The second condition, which Jesus Himself teaches us, is perseverance. Some ask but grace doesn’t come: they don’t have this perseverance, because at bottom they have no need, or don’t have faith. And Jesus Himself teaches us the parable of that man who goes to his neighbour at midnight to ask for bread: perseverance in knocking on the door (Cf. Luke 11:5-8). Or the widow, with the iniquitous judge: and she insists and insists and insists: it’s perseverance (Cf. Luke 18:1-8). Faith and perseverance go together, because if you have faith, you can be sure that the Lord will give you what you ask for. And if the Lord makes you wait, knock, knock, knock <and> in the end, the Lord gives the grace. However, the Lord doesn’t do this to make Himself desired, or because He says “better that he wait,” no. He does so for our good, so that we take it seriously. To take prayer seriously, not as parrots: bla, bla, bla and nothing else. Jesus Himself will rebuke us: “Do not be as the pagans that believe in the efficacy of prayer <with> words, so many words” (Cf. Matthew 6:7-8). No, it’s perseverance <needed> there; it’s faith.
And the third thing that God wants in prayer is courage. Someone might think: is courage necessary to pray and to be before the Lord? It is, the courage to be there asking and going on, rather, almost . . . almost — I don’t want to say a heresy — but almost as though threatening the Lord. As Moses’ courage before God, when God wanted to destroy the people and make him the head of another people, he says: “No. I will stay with the people” (Cf. Exodus 32:7-14). Courage, the courage of Abraham, when he negotiates Sodom’s salvation: “And if there were 30, and if there were 25, and if there were 20 . . . “: There was courage there (Cf. Genesis 18:22-33). This virtue of courage is so necessary, not only for apostolic action but also for prayer.
Finally, the Pope ended the celebration with Eucharistic Adoration and Benediction, inviting the faithful to make a Spiritual Communion.
Here is the Prayer Recited by the Pope
I prostrate myself at your feet, O my Jesus and I offer You the repentance of my contrite heart, which abases itself in its nothingness in your holy Presence. I adore you in the Sacrament of your Love, the Eucharist. I desire to receive You in my poor abode, which offers You my heart; while waiting for the happiness of Sacramental Communion, I want to possess You in spirit.

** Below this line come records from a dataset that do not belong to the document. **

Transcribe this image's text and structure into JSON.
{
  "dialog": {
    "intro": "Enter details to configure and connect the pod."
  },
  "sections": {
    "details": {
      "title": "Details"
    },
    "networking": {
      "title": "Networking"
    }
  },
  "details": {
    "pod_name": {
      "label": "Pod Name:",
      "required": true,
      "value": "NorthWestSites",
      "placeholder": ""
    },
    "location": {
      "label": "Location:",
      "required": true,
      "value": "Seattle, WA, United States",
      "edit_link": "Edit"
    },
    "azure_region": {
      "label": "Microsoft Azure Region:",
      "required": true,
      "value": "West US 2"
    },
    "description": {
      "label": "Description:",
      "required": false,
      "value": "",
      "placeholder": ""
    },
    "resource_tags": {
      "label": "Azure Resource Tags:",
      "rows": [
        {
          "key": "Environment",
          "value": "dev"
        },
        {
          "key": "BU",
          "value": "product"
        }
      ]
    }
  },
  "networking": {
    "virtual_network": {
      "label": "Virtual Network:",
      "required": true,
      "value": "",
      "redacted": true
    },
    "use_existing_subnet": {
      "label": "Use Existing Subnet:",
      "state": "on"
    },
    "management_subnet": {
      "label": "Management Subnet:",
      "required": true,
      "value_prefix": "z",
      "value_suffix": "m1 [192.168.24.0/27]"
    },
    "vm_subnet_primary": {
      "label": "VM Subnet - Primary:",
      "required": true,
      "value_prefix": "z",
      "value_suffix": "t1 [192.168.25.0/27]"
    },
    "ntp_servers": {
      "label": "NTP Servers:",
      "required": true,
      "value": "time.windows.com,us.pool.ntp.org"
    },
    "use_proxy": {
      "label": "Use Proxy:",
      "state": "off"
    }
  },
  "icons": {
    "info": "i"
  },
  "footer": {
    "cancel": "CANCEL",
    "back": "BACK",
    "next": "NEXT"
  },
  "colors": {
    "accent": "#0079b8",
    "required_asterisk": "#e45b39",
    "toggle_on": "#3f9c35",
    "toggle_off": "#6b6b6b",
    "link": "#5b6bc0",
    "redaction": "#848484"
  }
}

Come to me, O my Jesus, that I may come to You. May your Love inflame my whole being in life and in death. I believe in You, I hope in You, I love You. Amen.[ZENIT translation of Pope Francis’ full homily at Santa Marta]